## TASK DATA
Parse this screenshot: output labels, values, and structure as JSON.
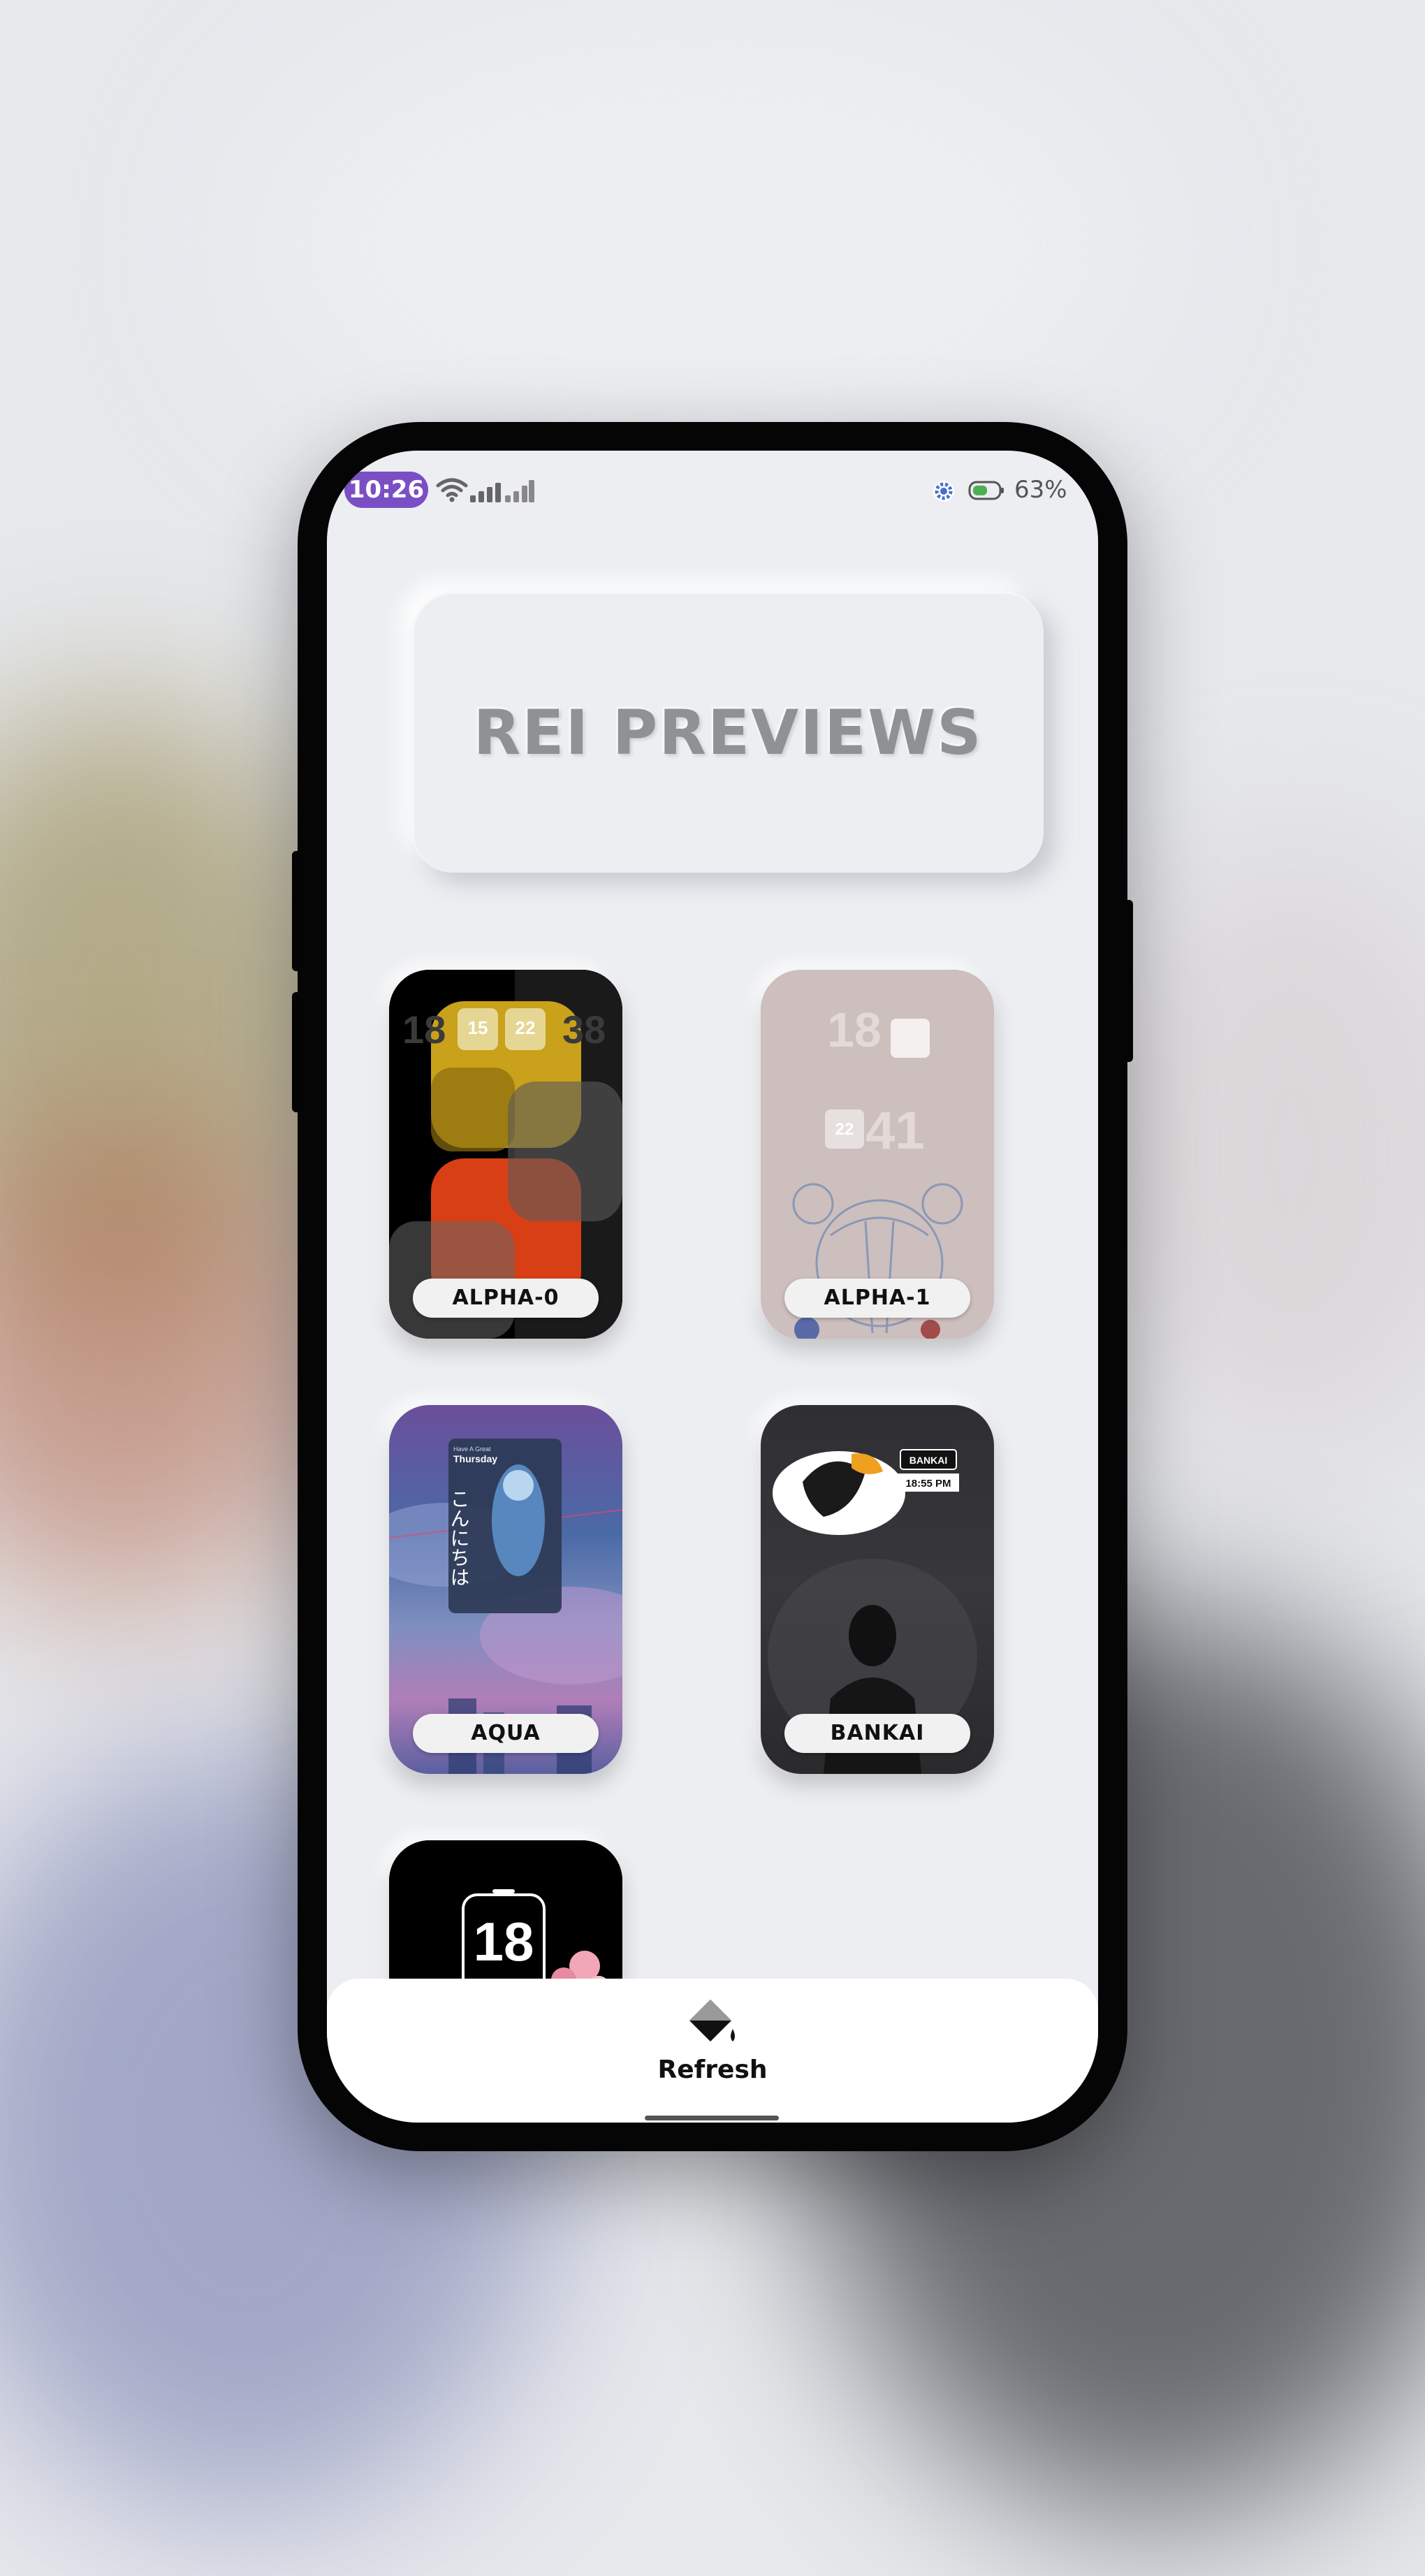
{
  "status_bar": {
    "time": "10:26",
    "battery": "63%",
    "icons": [
      "wifi-icon",
      "signal-icon",
      "settings-icon",
      "battery-icon"
    ]
  },
  "header": {
    "title": "REI PREVIEWS"
  },
  "previews": [
    {
      "label": "ALPHA-0",
      "hour": "18",
      "minute": "38",
      "date_day": "15",
      "date_day2": "22"
    },
    {
      "label": "ALPHA-1",
      "hour": "18",
      "minute": "41",
      "date_day": "22"
    },
    {
      "label": "AQUA",
      "day_name": "Thursday",
      "japanese": "こんにちは"
    },
    {
      "label": "BANKAI",
      "badge": "BANKAI",
      "time": "18:55 PM"
    },
    {
      "label": "",
      "hour": "18"
    }
  ],
  "bottom_bar": {
    "refresh_label": "Refresh",
    "icon": "paint-bucket-icon"
  },
  "colors": {
    "accent": "#7a4fc4",
    "background": "#eceef1",
    "title_text": "#8f9193"
  }
}
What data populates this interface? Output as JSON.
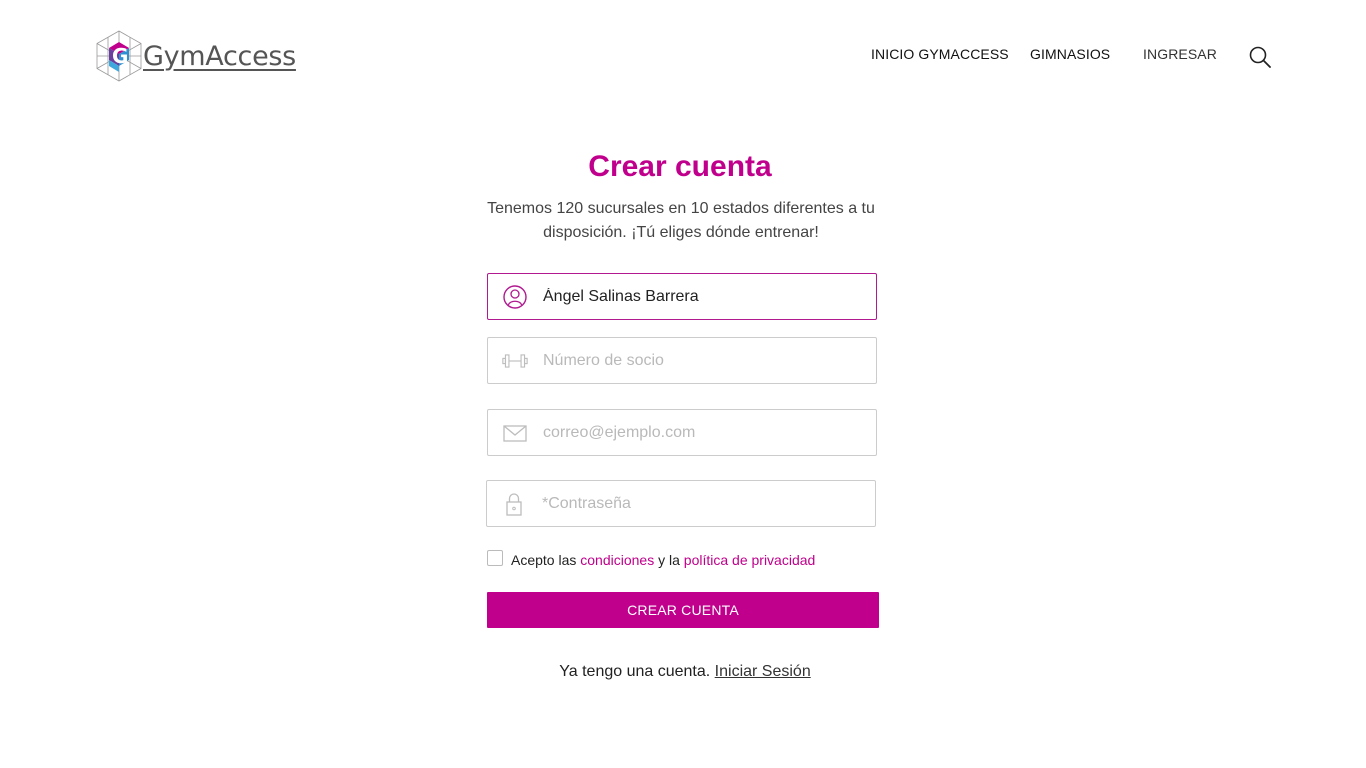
{
  "brand": {
    "name": "GymAccess",
    "colors": {
      "accent": "#c0008c",
      "mark_blue": "#2f8fd0",
      "mark_purple": "#6a3fa0",
      "mark_magenta": "#c0008c"
    }
  },
  "nav": {
    "items": [
      {
        "label": "INICIO GYMACCESS"
      },
      {
        "label": "GIMNASIOS"
      },
      {
        "label": "INGRESAR"
      }
    ],
    "search_icon": "search-icon"
  },
  "form": {
    "title": "Crear cuenta",
    "subtitle": "Tenemos 120 sucursales en 10 estados diferentes a tu disposición. ¡Tú eliges dónde entrenar!",
    "fields": {
      "name": {
        "icon": "user-icon",
        "value": "Ángel Salinas Barrera",
        "placeholder": ""
      },
      "member_number": {
        "icon": "dumbbell-icon",
        "value": "",
        "placeholder": "Número de socio"
      },
      "email": {
        "icon": "envelope-icon",
        "value": "",
        "placeholder": "correo@ejemplo.com"
      },
      "password": {
        "icon": "lock-icon",
        "value": "",
        "placeholder": "*Contraseña"
      }
    },
    "terms": {
      "prefix": "Acepto las",
      "conditions_link": "condiciones",
      "middle": "y la",
      "privacy_link": "política de privacidad",
      "checked": false
    },
    "submit_label": "CREAR CUENTA",
    "login_prompt": "Ya tengo una cuenta.",
    "login_link": "Iniciar Sesión"
  }
}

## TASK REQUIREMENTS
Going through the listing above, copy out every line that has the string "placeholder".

## REPLY
        "placeholder": ""
        "placeholder": "Número de socio"
        "placeholder": "correo@ejemplo.com"
        "placeholder": "*Contraseña"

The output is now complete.